opening ceremony put on a one-night-only spike jonze exhibition for fall/winter 15
Carol Lim and Humberto Leon paid tribute to their long-time friend Spike Jonze with a gallery show of his unseen photos — and a collection inspired by his work.
Opening Ceremony's Carol Lim and Humberto Leon have always done fashion week their own way. Their first ever show, for spring/summer 13, involved a fleet of 20 Ferraris, Porsches, and Lamborghinis (and an audience of 1,200 people). For autumn/winter 14, they showed against a wall of molten chocolate. And last season, they put on a play at Lincoln Center starring Elle Fanning. How do you top that? A one-night-only gallery show of previously unseen photographs by Spike Jonze — photographs of skaters Mark Gonzales and Ed Templeton, of Karen O and Kim Gordon and Thurtson Moore, of Chloë Sevigny, Kurt Cobain, the Beastie Boys, and Björk. It was an encyclopedic, immersive, and hella fun celebration of Spike's and Opening Ceremony's worlds; a personal tribute by Carol and Humberto to their friend and, in Carol's words, "an homage to the medium of film."
"It began as a private conversation between Humberto and Spike," Lim explained. "They spent days going through all of Spike's photographs [dating from 1985 through to 2005]. We met Spike maybe nine years ago, and these images were taken before that, so looking through his work Humberto felt like he got to see a really personal side of him." From there came a collection of clothes inspired by the cool and ease of Spike's photos: "The silhouettes were really based on the comfort of that time period. It was about comfort and confidence."
The looks — shown at Cheim & Reid, photographs all around — riffed on this earlier age of film photography. For the girls, there was a loose, late-70s/early-80s vibe. Cropped flares, shearling jackets, belted work shirts, and a palette of oranges, greens, and browns felt very Shelley Duval in The Shining. There was also a clever use of sepia. For the boys, a sepia-colored coat layered over a T-shirt printed with the Kodak logo created a nice visual pun. (Kodak also printed the artwork for the show.) And another series of men's pieces pulled prints directly from Jonze's archive: in one look, BMX snapshots covered a bomber jacket worn over a T-shirt with a photo print of a young Chloë Sev.

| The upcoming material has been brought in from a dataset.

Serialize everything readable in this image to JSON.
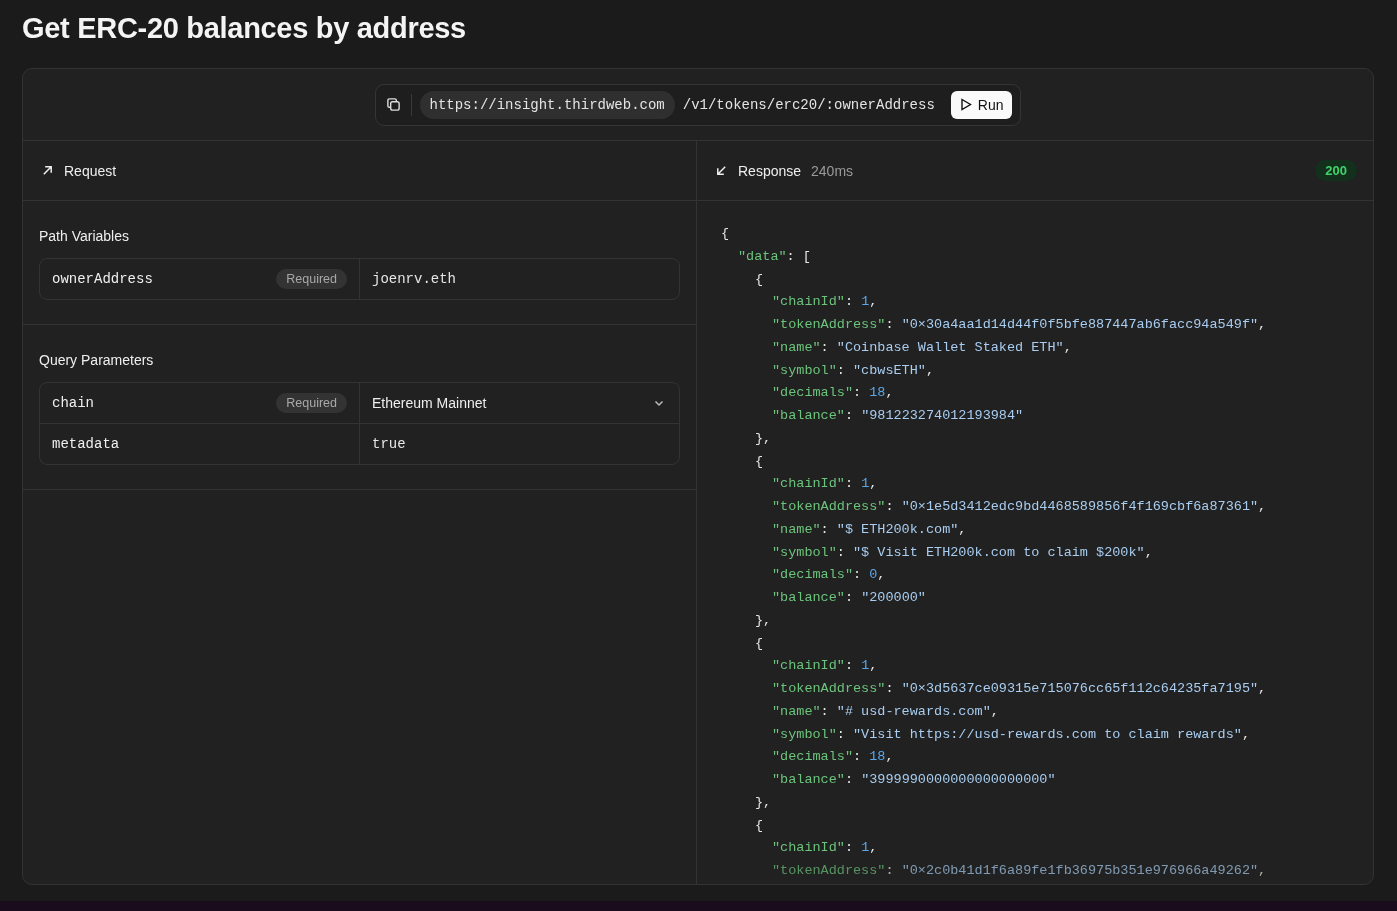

The most inspired piece though may have been the women's zip-front shirt covered in what Lim called the "Heroine Print" — a collage of Spike's portraits of Björk and Kim and Chloë. Seeing it against a backdrop of a much larger version of the same print on the gallery wall — and near video stills from Triumph of a Heart and personal snapshots of Sonic Youth on tour — made you want to bow down at the awesomeness of it all, and of all the incredible women Jonze has captured. "We wish so badly that the show could stay up!" said Lim at the end of the night. "But doing it for one night only makes it extra special."

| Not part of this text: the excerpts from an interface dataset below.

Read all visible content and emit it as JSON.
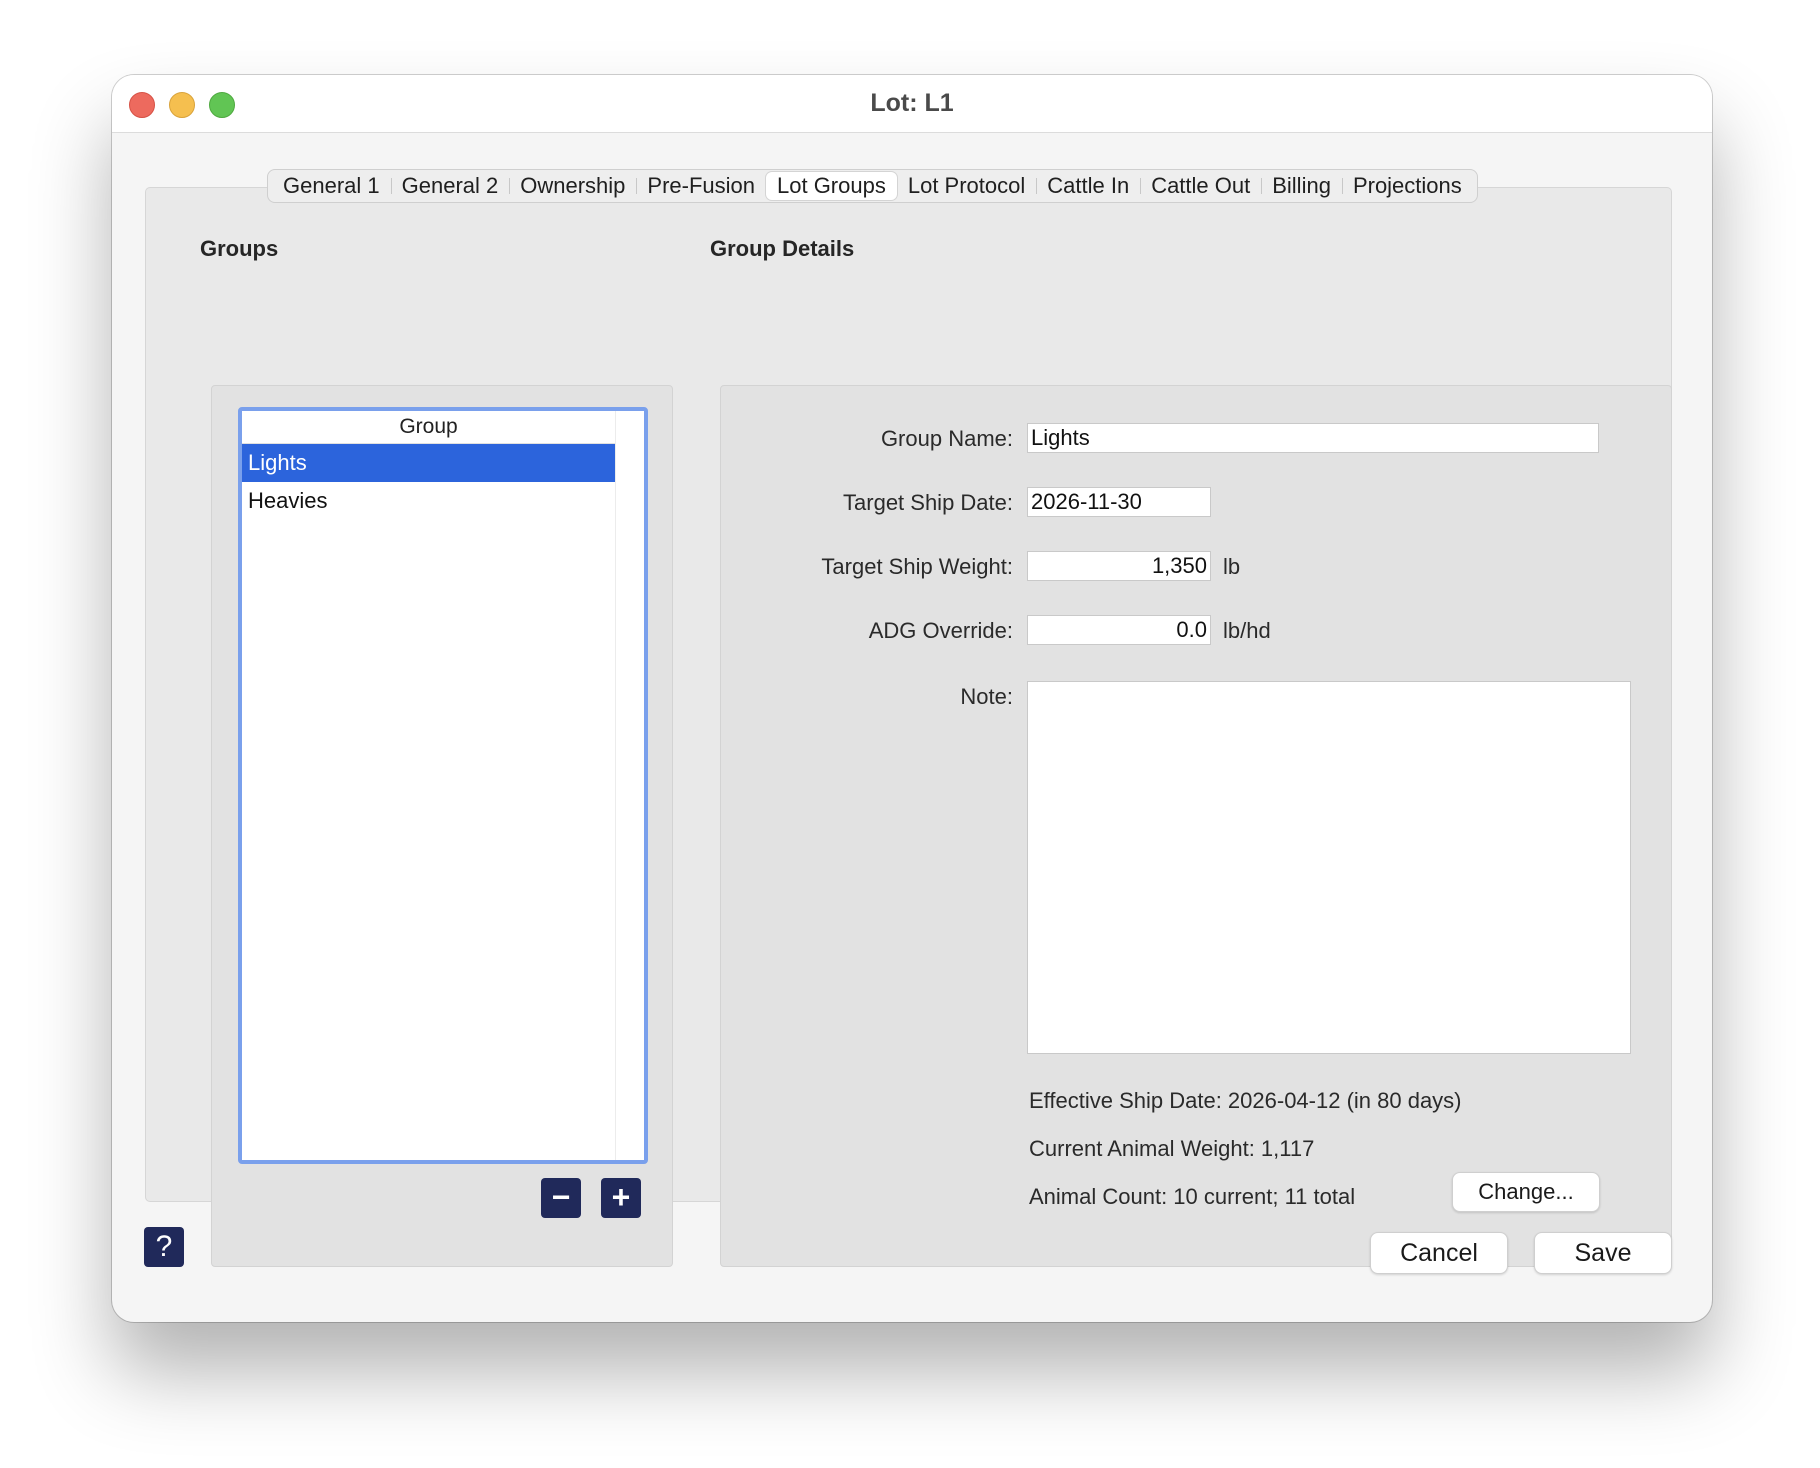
{
  "window": {
    "title": "Lot: L1"
  },
  "tabs": [
    {
      "label": "General 1"
    },
    {
      "label": "General 2"
    },
    {
      "label": "Ownership"
    },
    {
      "label": "Pre-Fusion"
    },
    {
      "label": "Lot Groups",
      "active": true
    },
    {
      "label": "Lot Protocol"
    },
    {
      "label": "Cattle In"
    },
    {
      "label": "Cattle Out"
    },
    {
      "label": "Billing"
    },
    {
      "label": "Projections"
    }
  ],
  "groups": {
    "section_label": "Groups",
    "column_header": "Group",
    "rows": [
      {
        "name": "Lights",
        "selected": true
      },
      {
        "name": "Heavies",
        "selected": false
      }
    ],
    "remove_label": "−",
    "add_label": "+"
  },
  "details": {
    "section_label": "Group Details",
    "group_name_label": "Group Name:",
    "group_name_value": "Lights",
    "target_ship_date_label": "Target Ship Date:",
    "target_ship_date_value": "2026-11-30",
    "target_ship_weight_label": "Target Ship Weight:",
    "target_ship_weight_value": "1,350",
    "target_ship_weight_unit": "lb",
    "adg_override_label": "ADG Override:",
    "adg_override_value": "0.0",
    "adg_override_unit": "lb/hd",
    "note_label": "Note:",
    "note_value": "",
    "effective_ship_date": "Effective Ship Date: 2026-04-12 (in 80 days)",
    "current_animal_weight": "Current Animal Weight: 1,117",
    "animal_count": "Animal Count: 10 current; 11 total",
    "change_label": "Change..."
  },
  "footer": {
    "help_label": "?",
    "cancel_label": "Cancel",
    "save_label": "Save"
  },
  "colors": {
    "selection": "#2c64dc",
    "focus_ring": "#7aa0ec",
    "square_button": "#20295a"
  }
}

Text Alice Newell-Hanson
Images courtesy of Opening Ceremony